I’m sure this doesn’t come as a surprise to anyone but raising toddlers is hard.
Ev has excellent verbal skills and I believe him to be advanced cognitively, as well. I would even say that his social development is further along than some other children his age, i.e. he likes to play with others. I have heard him ask other children to “play with me” and other children seem to like him (at least, they do when he isn’t biting or hitting them). All of this makes managing his lack of emotional development that much more difficult. Because he is at a higher level in other areas, I unconscientiously expect the same level all over.
Last night Ev and I were watching the moon. We saw the moon and stars as we were walking to the car, and Ev asked me questions while we kept an eye on it the whole way home. Where did the clouds go? Where is the moon going? Why can’t I see the stars anymore? When we got home the first thing Ev wanted to do was find the moon, so we walked through our backyard, up our drive way and all around trying to find it.
But it was past Ev’s bed time so I insisted we go inside and get ready for bed. Ev flipped out. He cried, kicked and screamed when I picked him up because he wanted to find the moon. I know that I should have given him warnings that it was about time to go in or I should have given him a choice (Do you want to walk in by yourself or do you want me to carry you?) But I didn’t. It’s hard to remember that it is perfectly typical for a tired 2-year-old to throw a temper tantrum when we were just having a conversation that’s not so typical.
Ev has a great memory. He repeats things I’ve said days and weeks after I’ve said them and recalls experiences all the time. However, he can’t remember rules, such as, don’t dump all your food out on the table. I realize that it is much less about remembering the rules and much more about a lack of self-control. It is just really hard to think about that in the moment. And it seems like Ev doesn’t listen. It’s really frustrating when we have to keep repeating ourselves for him to do something. I am thinking, “I know you understand what I am saying, why aren’t you responding the way I want you to?!”

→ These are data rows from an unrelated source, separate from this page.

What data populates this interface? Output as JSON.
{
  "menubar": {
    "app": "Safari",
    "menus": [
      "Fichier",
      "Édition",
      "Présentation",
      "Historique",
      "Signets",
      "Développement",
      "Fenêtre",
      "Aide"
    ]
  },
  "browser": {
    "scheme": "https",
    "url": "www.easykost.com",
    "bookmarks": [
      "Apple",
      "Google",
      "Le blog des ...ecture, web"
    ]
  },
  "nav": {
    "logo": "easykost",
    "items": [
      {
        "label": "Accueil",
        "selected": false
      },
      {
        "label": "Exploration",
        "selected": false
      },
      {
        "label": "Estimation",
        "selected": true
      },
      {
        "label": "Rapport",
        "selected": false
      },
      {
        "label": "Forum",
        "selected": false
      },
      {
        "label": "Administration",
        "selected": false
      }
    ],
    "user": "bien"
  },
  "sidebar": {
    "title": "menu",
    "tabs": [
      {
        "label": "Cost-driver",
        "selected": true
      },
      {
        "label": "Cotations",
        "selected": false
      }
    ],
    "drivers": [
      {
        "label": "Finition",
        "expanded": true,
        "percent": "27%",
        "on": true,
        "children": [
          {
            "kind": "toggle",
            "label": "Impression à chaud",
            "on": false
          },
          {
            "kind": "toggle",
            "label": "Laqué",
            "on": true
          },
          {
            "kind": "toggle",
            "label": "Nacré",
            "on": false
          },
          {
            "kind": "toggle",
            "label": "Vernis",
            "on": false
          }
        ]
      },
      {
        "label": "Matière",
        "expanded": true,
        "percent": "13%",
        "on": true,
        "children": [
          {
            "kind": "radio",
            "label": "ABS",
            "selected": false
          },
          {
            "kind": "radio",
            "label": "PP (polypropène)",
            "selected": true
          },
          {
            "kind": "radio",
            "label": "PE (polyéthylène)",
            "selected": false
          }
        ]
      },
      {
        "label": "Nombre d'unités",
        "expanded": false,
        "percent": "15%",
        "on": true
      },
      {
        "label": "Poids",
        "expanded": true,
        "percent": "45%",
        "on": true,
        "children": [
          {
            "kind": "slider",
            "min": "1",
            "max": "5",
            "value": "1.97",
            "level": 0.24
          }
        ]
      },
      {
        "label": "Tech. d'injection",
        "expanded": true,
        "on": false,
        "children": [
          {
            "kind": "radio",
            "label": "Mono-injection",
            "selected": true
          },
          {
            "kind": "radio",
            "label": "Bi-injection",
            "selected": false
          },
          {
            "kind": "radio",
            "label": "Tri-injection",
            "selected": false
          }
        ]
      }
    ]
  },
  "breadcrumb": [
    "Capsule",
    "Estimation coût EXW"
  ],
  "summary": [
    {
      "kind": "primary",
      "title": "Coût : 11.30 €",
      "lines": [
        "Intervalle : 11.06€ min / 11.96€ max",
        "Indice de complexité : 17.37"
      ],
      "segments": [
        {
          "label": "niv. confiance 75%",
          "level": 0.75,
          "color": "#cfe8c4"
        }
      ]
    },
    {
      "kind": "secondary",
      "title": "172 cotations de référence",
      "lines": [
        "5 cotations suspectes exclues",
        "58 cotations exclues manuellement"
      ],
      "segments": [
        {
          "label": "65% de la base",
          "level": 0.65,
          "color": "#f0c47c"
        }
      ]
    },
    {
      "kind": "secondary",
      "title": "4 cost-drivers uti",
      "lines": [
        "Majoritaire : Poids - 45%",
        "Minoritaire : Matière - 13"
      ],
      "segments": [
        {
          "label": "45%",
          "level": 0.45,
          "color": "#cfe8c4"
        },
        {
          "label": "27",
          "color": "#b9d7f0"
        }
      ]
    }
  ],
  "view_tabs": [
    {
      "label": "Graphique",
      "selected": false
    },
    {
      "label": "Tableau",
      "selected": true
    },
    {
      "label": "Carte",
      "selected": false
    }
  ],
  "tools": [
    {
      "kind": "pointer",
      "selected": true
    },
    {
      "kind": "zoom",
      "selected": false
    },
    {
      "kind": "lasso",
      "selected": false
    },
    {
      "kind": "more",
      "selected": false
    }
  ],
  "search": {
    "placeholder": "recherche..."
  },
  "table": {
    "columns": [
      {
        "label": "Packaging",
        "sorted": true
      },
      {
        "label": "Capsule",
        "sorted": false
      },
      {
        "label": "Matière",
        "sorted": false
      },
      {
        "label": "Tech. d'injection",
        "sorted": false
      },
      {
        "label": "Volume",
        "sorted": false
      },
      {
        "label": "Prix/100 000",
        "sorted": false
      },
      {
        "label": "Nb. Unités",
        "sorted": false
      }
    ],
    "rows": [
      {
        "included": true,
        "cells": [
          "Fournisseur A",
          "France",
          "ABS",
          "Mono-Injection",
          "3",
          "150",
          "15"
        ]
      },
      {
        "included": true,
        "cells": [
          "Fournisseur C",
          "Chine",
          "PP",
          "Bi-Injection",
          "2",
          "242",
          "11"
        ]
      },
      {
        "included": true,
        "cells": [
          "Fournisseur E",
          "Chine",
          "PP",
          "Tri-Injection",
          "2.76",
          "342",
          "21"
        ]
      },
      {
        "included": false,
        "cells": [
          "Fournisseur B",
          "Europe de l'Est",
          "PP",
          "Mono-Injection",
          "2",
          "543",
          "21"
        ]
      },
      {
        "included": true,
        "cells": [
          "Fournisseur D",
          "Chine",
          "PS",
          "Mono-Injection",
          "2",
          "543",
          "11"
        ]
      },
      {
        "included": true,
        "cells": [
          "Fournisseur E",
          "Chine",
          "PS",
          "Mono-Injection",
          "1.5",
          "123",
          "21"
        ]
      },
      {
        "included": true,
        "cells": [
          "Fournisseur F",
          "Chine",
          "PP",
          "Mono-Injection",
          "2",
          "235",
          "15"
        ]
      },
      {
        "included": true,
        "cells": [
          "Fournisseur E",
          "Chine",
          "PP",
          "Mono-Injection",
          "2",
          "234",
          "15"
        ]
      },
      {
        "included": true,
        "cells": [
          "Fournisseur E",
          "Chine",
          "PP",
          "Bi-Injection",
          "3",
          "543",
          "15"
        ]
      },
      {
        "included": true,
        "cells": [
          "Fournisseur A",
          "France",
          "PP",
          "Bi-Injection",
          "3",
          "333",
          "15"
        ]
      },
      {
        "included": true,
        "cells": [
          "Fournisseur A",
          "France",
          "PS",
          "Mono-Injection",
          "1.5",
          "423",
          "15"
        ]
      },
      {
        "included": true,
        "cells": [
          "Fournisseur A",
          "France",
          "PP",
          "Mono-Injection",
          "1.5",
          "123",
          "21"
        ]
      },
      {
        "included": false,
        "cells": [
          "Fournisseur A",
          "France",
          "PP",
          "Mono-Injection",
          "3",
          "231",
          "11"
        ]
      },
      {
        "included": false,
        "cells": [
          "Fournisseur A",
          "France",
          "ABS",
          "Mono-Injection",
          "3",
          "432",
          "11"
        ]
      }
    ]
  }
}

As I am reflecting on this it dawns on me that we should be spending time teaching and showing Ev ways to self-regulate as much as we build other skills. But all the while, we need to keep in mind that Ev is only two, and our expectations should be appropriate for a 2-year-old (no matter how awesome he is).